April 7, 2017 11:14 am
On Tuesday, April 4, members of Chicago's film community, charity leaders and Chicago figures gathered outside of the Chicago Theatre to honor the late film critic Roger Ebert, who passed away on April 4, 2013. It was in that same spot outside of the Chicago theatre that Ebert delivered his famous quote about movies functioning as machines that generate empathy. Both Kartemquin Artistic Director and co-founder Gordon Quinn and director Steve James (director of the 2014 Life Itself) spoke as tribute to Ebert. Kartemquin was honored to receive one of 21 $1,000 grants awarded by the Ebert Foundation to organizations that are working to improve the lives of Chicagoans and advance the arts. Other special guests included Marlene Iglitzen, widow of Gene Siskel; Father Michael Pfleger of St. Sabina Church; Michael Kutza, founder of the Chicago International Film Festival; Richard Roeper, Chicago Sun-Times chief film critic; Michael Phillips, Chicago Tribune chief film critic; Steve Cohen and Paula Froehle, co-founders of the Chicago Media Project; Nicole Bernardi-Reis, executive director, Independent Film Project Chicago; Dann Gire, board president, Chicago Film Critics Association; Rich Moskal, director of the Chicago Film Office; and Christine Dudley, director of the Illinois Film Office. Said Chaz Ebert, wife of Roger, "Four years after my beloved’s transition, I want to recognize not only his life and legacy but people who inspire hope and empathy in others, because their actions ignite important conversations that can improve people’s lives.”
Based on his memoir of the same name, Life Itself recounts the surprising and entertaining life of world-renowned film critic and social commentator Roger Ebert – a story that’s by turns personal, wistful, funny, painful, and transcendent.

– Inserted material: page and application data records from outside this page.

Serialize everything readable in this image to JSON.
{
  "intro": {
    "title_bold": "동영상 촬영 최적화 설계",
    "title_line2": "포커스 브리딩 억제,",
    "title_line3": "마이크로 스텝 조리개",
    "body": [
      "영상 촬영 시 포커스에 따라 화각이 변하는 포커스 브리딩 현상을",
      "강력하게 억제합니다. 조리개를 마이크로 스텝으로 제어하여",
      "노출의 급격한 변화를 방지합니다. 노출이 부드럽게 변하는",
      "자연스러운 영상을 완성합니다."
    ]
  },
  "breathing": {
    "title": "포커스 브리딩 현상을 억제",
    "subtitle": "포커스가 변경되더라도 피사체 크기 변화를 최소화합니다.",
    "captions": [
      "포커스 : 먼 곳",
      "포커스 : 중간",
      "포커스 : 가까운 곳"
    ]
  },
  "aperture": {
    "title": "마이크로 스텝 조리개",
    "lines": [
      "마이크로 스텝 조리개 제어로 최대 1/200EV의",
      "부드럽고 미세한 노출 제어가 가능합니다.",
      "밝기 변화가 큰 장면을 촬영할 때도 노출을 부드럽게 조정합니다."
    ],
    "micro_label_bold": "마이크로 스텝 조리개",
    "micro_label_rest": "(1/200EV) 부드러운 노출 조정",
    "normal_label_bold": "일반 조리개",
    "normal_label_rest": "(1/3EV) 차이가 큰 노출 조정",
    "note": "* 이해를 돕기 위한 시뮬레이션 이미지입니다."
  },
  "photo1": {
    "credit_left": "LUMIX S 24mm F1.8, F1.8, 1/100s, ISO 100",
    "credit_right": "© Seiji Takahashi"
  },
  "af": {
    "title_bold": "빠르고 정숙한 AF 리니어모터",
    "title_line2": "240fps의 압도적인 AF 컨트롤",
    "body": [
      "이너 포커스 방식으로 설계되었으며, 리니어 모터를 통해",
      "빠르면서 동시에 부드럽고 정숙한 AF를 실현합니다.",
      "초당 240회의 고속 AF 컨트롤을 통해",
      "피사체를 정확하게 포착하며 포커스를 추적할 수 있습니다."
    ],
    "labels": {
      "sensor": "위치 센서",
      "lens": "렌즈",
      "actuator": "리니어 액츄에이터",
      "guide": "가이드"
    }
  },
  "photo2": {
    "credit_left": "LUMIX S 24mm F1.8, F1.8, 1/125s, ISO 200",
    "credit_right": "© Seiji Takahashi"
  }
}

First exhibited at the 1994 Sundance Film Festival, where it won the audience award for best documentary, Kartemquin's Hoop Dreams is the remarkable true story of two American dreamers; an intimate reflection of contemporary American inner-city culture, following two ordinary young men on the courts of the game they love.